one green planet
one green planet

Even before becoming plant-based, I always thought there was something a little weird about consuming fish oil, even its capsule form. I mean, “fish burps” as a side effect? Yikes! And that aftertaste – yuck! And let’s not forget the fact that fish oil is made by grinding and heating up fish into an oil form — um, no thank you — that doesn’t work so well for the fish or for me.

Yet consuming fish oil supplements helps add a source of omega-3 fatty acids like eicosapentaenoic acid (EPA) and docosahexaenoic acid (DHA), which can help many reduce their risk of heart disease, keep triglyceride levels in check, and improve brain and eye health. So, there are definitely some advantages to consuming supplements high in omega-3 fatty acids.

But the body can’t really produce this stuff on its own; according to the Cleveland Clinic: “although the body needs these fats, it cannot make them on its own; so, we must get them from food and supplements.” Yet, for those of you that are plant-based and/or just want to avoid the elusive “fish burps,” here’s the good news: you can easily get your fill from plant-based sources, no slimy capsule (or fish harming) required.


Algae is one of the easiest ways to get your omega-3 fatty acid on. So many supplement companies now carry algae supplements, often deemed “vegetarian (or vegan) omega-3,” and will have a good amount of both EPA and DHA that you’re probably looking for. Some of the supplements will only have DHA, though, so be sure to shop around for the one that’s right for you. Also, be sure to look for such supplements that specifically note that the algae oil is extracted without the use of hexane, like this one. Of course, if you’re not shopping from a supplement company that is specifically vegan, make sure the supplement also uses vegetable capsules (sometimes called v-caps, or vegetarian capsules) to be sure you’re not swallowing up any other animal byproducts like gelatin.

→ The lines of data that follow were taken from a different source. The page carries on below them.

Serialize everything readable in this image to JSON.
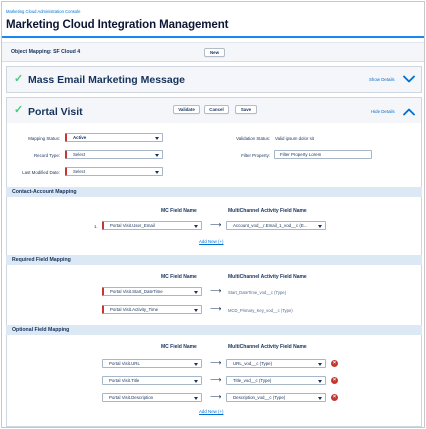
{
  "header": {
    "breadcrumb": "Marketing Cloud Administration Console",
    "title": "Marketing Cloud Integration Management"
  },
  "object_mapping": {
    "label": "Object Mapping: SF Cloud 4",
    "new_button": "New"
  },
  "mass_email": {
    "title": "Mass Email Marketing Message",
    "toggle": "Show Details"
  },
  "portal_visit": {
    "title": "Portal Visit",
    "validate_button": "Validate",
    "cancel_button": "Cancel",
    "save_button": "Save",
    "toggle": "Hide Details",
    "mapping_status_label": "Mapping Status:",
    "mapping_status_value": "Active",
    "record_type_label": "Record Type:",
    "record_type_value": "Select",
    "last_modified_label": "Last Modified Date:",
    "last_modified_value": "Select",
    "validation_status_label": "Validation Status:",
    "validation_status_value": "Valid ipsum dolor sit",
    "filter_property_label": "Filter Property:",
    "filter_property_value": "Filter Property Lorem"
  },
  "contact_account": {
    "section_title": "Contact-Account Mapping",
    "col_mc": "MC Field Name",
    "col_mca": "MultiChannel Activity Field Name",
    "rows": [
      {
        "num": "1.",
        "mc": "Portal Visit.User_Email",
        "mca": "Account_vod__r.Email_1_vod__c (E..."
      }
    ],
    "add_new": "Add New (+)"
  },
  "required": {
    "section_title": "Required Field Mapping",
    "col_mc": "MC Field Name",
    "col_mca": "MultiChannel Activity Field Name",
    "rows": [
      {
        "mc": "Portal Visit.Start_DateTime",
        "mca": "Start_DateTime_vod__c (Type)"
      },
      {
        "mc": "Portal Visit.Activity_Time",
        "mca": "MCD_Primary_Key_vod__c (Type)"
      }
    ]
  },
  "optional": {
    "section_title": "Optional Field Mapping",
    "col_mc": "MC Field Name",
    "col_mca": "MultiChannel Activity Field Name",
    "rows": [
      {
        "mc": "Portal Visit.URL",
        "mca": "URL_vod__c (Type)"
      },
      {
        "mc": "Portal Visit.Title",
        "mca": "Title_vod__c (Type)"
      },
      {
        "mc": "Portal Visit.Description",
        "mca": "Description_vod__c (Type)"
      }
    ],
    "add_new": "Add New (+)"
  },
  "glyphs": {
    "check": "✓",
    "arrow": "⟶",
    "delete": "×"
  },
  "colors": {
    "accent": "#0070d2",
    "success": "#4bca81",
    "error": "#c23934",
    "section_bg": "#dde8f5",
    "required_marker": "#c23934"
  }
}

Flax is another great source of omega-3 fatty acids in a plant-based diet. The great news about flax is that, while it can be easily consumed in a supplement, it also can be used in your plant-based diet in its whole-food form, meaning if you are not so into taking pills, this may be your omega-3 source choice. As the Cleveland Clinic explains: “Around 42% of flaxseed’s calories come from total fat. This total fat is comprised of a mix of different fatty acids: 73% polyunsaturated fat, 18% monounsaturated fat and only 9% saturated fat. What makes this so beneficial to heart health is that the majority of the polyunsaturated fat contained in flax is in the form of alpha-linolenic acid (ALA). ALA is an essential fatty acid (meaning the human body cannot create this fat from others and must get it from foods) and a precursor to the heart-disease fighting long-chain omega-3 fatty acids EPA and DHA.”

In order to get the full benefit of flax, you will want to consume it in its broken=down form, meaning you should either eat in ground or oil form as opposed to eating the full seeds (they’re difficult for your body to digest in whole form). So, try adding flax to your meals throughout the day, and you’ll be on your way to omega-3 abundance in no time at all. You can also opt for supplement forms of this food.


Then, we have chia seeds. Another great source of ALA, these little seeds also provide a great boost of fiber, protein, magnesium, and calcium, among other nutrients. Chia seeds are great because they can absorb 10 times their own weight in water, so you can make gels out of them that can be used to thicken things like dips, sauces, and puddings. Chia seeds also come in supplement form, as in what you can find here.

With both flaxseed and chia, you will want to slowly incorporate both into your diet. Because of the high fiber count of both of these nutrients, eating too much too soon can do funny things to your stomach. So, start with 1 tablespoon a day of either (or both if your body can handle it) and work your way up to the standard recommended amount, about 2 -3 tablespoons per day. We’ve got some great tips for sneaky ways to incorporate seeds into meals here and a slew of delicious recipe-based ideas for seed consumption here.

What are your favorite ways to get your plant-based fill of omega-3 fatty acids?

Image source: Glenn / Flickr

Help keep One Green Planet free and independent! Together we can ensure our platform remains a hub for empowering ideas committed to fighting for a sustainable, healthy, and compassionate world. Please support us in keeping our mission strong.